====== INPUT FOR THIS TASK
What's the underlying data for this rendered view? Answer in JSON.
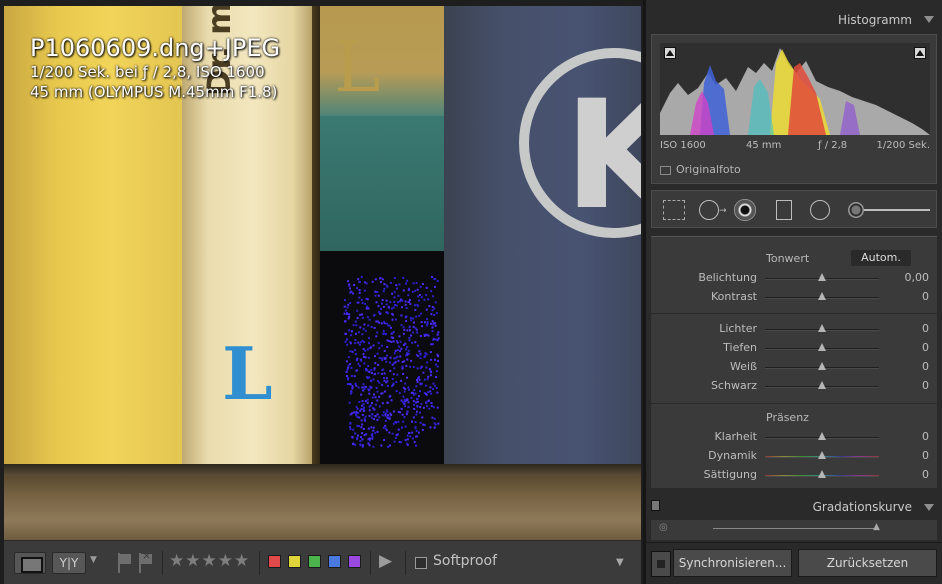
{
  "photo": {
    "filename": "P1060609.dng+JPEG",
    "exposure": "1/200 Sek. bei ƒ / 2,8, ISO 1600",
    "lens": "45 mm (OLYMPUS M.45mm F1.8)",
    "spine_text": "Dr. med. Ecka",
    "spine_letter": "L",
    "teal_letter": "L",
    "logo_letter": "K"
  },
  "toolbar": {
    "compare_label": "Y|Y",
    "stars": "★★★★★",
    "swatches": [
      {
        "name": "red",
        "color": "#e04a4a"
      },
      {
        "name": "yellow",
        "color": "#e0d43a"
      },
      {
        "name": "green",
        "color": "#4cb44c"
      },
      {
        "name": "blue",
        "color": "#4a7ae0"
      },
      {
        "name": "purple",
        "color": "#9a4ae0"
      }
    ],
    "play_icon": "▶",
    "softproof_label": "Softproof",
    "menu_icon": "▼"
  },
  "histogram": {
    "title": "Histogramm",
    "iso": "ISO 1600",
    "focal": "45 mm",
    "aperture": "ƒ / 2,8",
    "shutter": "1/200 Sek.",
    "original_label": "Originalfoto"
  },
  "basic": {
    "tone_title": "Tonwert",
    "auto_label": "Autom.",
    "presence_title": "Präsenz",
    "tone_rows": [
      {
        "label": "Belichtung",
        "value": "0,00",
        "pos": 0.5
      },
      {
        "label": "Kontrast",
        "value": "0",
        "pos": 0.5
      }
    ],
    "light_rows": [
      {
        "label": "Lichter",
        "value": "0",
        "pos": 0.5
      },
      {
        "label": "Tiefen",
        "value": "0",
        "pos": 0.5
      },
      {
        "label": "Weiß",
        "value": "0",
        "pos": 0.5
      },
      {
        "label": "Schwarz",
        "value": "0",
        "pos": 0.5
      }
    ],
    "presence_rows": [
      {
        "label": "Klarheit",
        "value": "0",
        "pos": 0.5
      },
      {
        "label": "Dynamik",
        "value": "0",
        "pos": 0.5
      },
      {
        "label": "Sättigung",
        "value": "0",
        "pos": 0.5
      }
    ]
  },
  "curve": {
    "title": "Gradationskurve"
  },
  "footer": {
    "sync_label": "Synchronisieren...",
    "reset_label": "Zurücksetzen"
  }
}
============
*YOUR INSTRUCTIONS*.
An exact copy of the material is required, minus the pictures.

*SOLUTION TO THE PROBLEM*.
What's the underlying data for this rendered view? Answer in JSON.
{
  "photo": {
    "filename": "P1060609.dng+JPEG",
    "exposure": "1/200 Sek. bei ƒ / 2,8, ISO 1600",
    "lens": "45 mm (OLYMPUS M.45mm F1.8)",
    "spine_text": "Dr. med. Ecka",
    "spine_letter": "L",
    "teal_letter": "L",
    "logo_letter": "K"
  },
  "toolbar": {
    "compare_label": "Y|Y",
    "stars": "★★★★★",
    "swatches": [
      {
        "name": "red",
        "color": "#e04a4a"
      },
      {
        "name": "yellow",
        "color": "#e0d43a"
      },
      {
        "name": "green",
        "color": "#4cb44c"
      },
      {
        "name": "blue",
        "color": "#4a7ae0"
      },
      {
        "name": "purple",
        "color": "#9a4ae0"
      }
    ],
    "play_icon": "▶",
    "softproof_label": "Softproof",
    "menu_icon": "▼"
  },
  "histogram": {
    "title": "Histogramm",
    "iso": "ISO 1600",
    "focal": "45 mm",
    "aperture": "ƒ / 2,8",
    "shutter": "1/200 Sek.",
    "original_label": "Originalfoto"
  },
  "basic": {
    "tone_title": "Tonwert",
    "auto_label": "Autom.",
    "presence_title": "Präsenz",
    "tone_rows": [
      {
        "label": "Belichtung",
        "value": "0,00",
        "pos": 0.5
      },
      {
        "label": "Kontrast",
        "value": "0",
        "pos": 0.5
      }
    ],
    "light_rows": [
      {
        "label": "Lichter",
        "value": "0",
        "pos": 0.5
      },
      {
        "label": "Tiefen",
        "value": "0",
        "pos": 0.5
      },
      {
        "label": "Weiß",
        "value": "0",
        "pos": 0.5
      },
      {
        "label": "Schwarz",
        "value": "0",
        "pos": 0.5
      }
    ],
    "presence_rows": [
      {
        "label": "Klarheit",
        "value": "0",
        "pos": 0.5
      },
      {
        "label": "Dynamik",
        "value": "0",
        "pos": 0.5
      },
      {
        "label": "Sättigung",
        "value": "0",
        "pos": 0.5
      }
    ]
  },
  "curve": {
    "title": "Gradationskurve"
  },
  "footer": {
    "sync_label": "Synchronisieren...",
    "reset_label": "Zurücksetzen"
  }
}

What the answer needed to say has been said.